There’s also the irony that the nation’s founder was, himself, a slave owner. In the double image on the new quarter, the author of I Know Why a Caged Bird Sings could also be said to be rebuking our collective father for his moral failures.
Second, Maya Angelou isn’t just appearing on a coffee cup, a shoelace, or a fencepost. She’s appearing on money. For a capitalist system, that’s also a big deal.
Money is, literally, the object that signifies value par excellence in a capitalist system. Since money serves as the symbolic foundation of any capitalist economy, whatever images gets stamped on its “legal tender” is chosen very, very carefully.
If mostly the faces of men, or of White people, show up on coins, that makes statements about who we value. And, those statements are seen every day by Americans. According to the U.S. Treasury, a given coin will circulate for a good thirty years or longer. Quite a lot of people will see and hold it. That’s another reason that who shows up on coins is subject to a lot of thought.
Announced this month, a new American Women Quarters Program will feature a series of notable (but under-appreciated) American women on the “tails” side, beginning with Maya Angelou.
The series is the brainchild of a bipartisan group of four female members of Congress, who co-introduced the Circulating Collectible Coin Redesign Act of 2020, to solicit public input into new US coin designs.
Secretary of the Treasury Janet L. Yellen certainly seems to have taken this new series seriously. A no-nonsense economist who has taught at Harvard, LSE, and UC-Berkeley, Yellen “often speaks in a monotone voice about Fed policy.” Yet, clearly, even this financial wiz understands the powerful symbolism embedded in the system over which she currently has dominion. Secretary Yellen positively waxed poetic when introducing the new American Women Quarters Program:

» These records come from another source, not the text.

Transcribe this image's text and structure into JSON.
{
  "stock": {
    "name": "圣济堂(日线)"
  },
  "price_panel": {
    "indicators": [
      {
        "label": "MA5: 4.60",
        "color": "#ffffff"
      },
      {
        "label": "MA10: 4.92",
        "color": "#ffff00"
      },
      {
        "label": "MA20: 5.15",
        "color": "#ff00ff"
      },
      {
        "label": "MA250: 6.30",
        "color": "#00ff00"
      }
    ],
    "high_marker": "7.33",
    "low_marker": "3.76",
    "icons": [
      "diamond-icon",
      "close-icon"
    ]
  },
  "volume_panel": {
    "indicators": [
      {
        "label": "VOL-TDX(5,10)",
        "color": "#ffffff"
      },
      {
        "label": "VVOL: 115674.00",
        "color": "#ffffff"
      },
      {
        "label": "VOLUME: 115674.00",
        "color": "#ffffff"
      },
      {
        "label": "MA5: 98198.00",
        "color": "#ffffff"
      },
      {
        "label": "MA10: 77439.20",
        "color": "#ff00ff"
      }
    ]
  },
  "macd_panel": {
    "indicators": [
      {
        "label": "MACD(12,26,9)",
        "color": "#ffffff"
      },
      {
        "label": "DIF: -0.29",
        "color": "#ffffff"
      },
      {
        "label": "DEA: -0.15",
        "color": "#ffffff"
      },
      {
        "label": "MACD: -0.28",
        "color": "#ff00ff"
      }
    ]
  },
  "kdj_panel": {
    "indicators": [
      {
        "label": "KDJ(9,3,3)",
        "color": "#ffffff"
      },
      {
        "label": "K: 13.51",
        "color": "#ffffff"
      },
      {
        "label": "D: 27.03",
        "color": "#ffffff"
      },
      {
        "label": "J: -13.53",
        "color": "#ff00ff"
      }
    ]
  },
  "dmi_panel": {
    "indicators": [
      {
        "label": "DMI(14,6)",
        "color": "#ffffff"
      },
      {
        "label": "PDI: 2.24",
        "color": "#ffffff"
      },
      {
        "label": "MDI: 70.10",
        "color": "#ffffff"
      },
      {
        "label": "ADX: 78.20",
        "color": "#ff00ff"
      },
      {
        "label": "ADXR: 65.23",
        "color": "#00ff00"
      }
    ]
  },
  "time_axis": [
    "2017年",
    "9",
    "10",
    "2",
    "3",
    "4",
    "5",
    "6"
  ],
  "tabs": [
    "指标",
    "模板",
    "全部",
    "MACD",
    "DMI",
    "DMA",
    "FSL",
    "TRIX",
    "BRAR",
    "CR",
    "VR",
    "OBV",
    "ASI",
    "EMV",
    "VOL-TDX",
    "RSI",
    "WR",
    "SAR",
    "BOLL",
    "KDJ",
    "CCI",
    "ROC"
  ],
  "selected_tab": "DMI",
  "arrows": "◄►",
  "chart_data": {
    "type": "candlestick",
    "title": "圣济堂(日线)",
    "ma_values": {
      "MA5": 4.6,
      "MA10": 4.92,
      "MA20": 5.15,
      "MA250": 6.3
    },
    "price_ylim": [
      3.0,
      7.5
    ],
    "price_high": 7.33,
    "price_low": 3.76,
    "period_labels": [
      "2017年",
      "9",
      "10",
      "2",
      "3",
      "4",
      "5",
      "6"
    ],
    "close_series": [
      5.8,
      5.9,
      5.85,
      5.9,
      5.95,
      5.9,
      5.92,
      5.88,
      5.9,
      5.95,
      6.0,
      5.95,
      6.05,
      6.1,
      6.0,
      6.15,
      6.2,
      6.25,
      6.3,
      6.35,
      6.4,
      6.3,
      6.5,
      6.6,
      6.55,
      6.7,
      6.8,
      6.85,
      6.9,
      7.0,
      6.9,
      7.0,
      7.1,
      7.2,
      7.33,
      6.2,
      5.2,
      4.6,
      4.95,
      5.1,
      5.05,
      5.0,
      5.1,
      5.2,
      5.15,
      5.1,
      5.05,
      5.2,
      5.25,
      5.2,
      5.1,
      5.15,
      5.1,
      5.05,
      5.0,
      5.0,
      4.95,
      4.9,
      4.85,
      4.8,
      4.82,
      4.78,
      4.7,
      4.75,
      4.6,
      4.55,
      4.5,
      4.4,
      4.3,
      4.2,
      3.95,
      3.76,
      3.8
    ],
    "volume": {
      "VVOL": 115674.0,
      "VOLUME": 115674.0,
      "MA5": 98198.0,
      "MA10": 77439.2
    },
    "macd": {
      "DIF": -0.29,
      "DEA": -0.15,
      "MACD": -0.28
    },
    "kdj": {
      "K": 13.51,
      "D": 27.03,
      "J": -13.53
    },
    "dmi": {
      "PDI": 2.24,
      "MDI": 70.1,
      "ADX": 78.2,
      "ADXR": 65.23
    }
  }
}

“Each time we redesign our currency, we have the chance to say something about our country—what we value, and how we’ve progressed as a society.”Janet Yellen, Secretary of the U.S. Treasury
All of which is to say: Maya Angelou showing up with George Washington on quarters is reason to celebrate!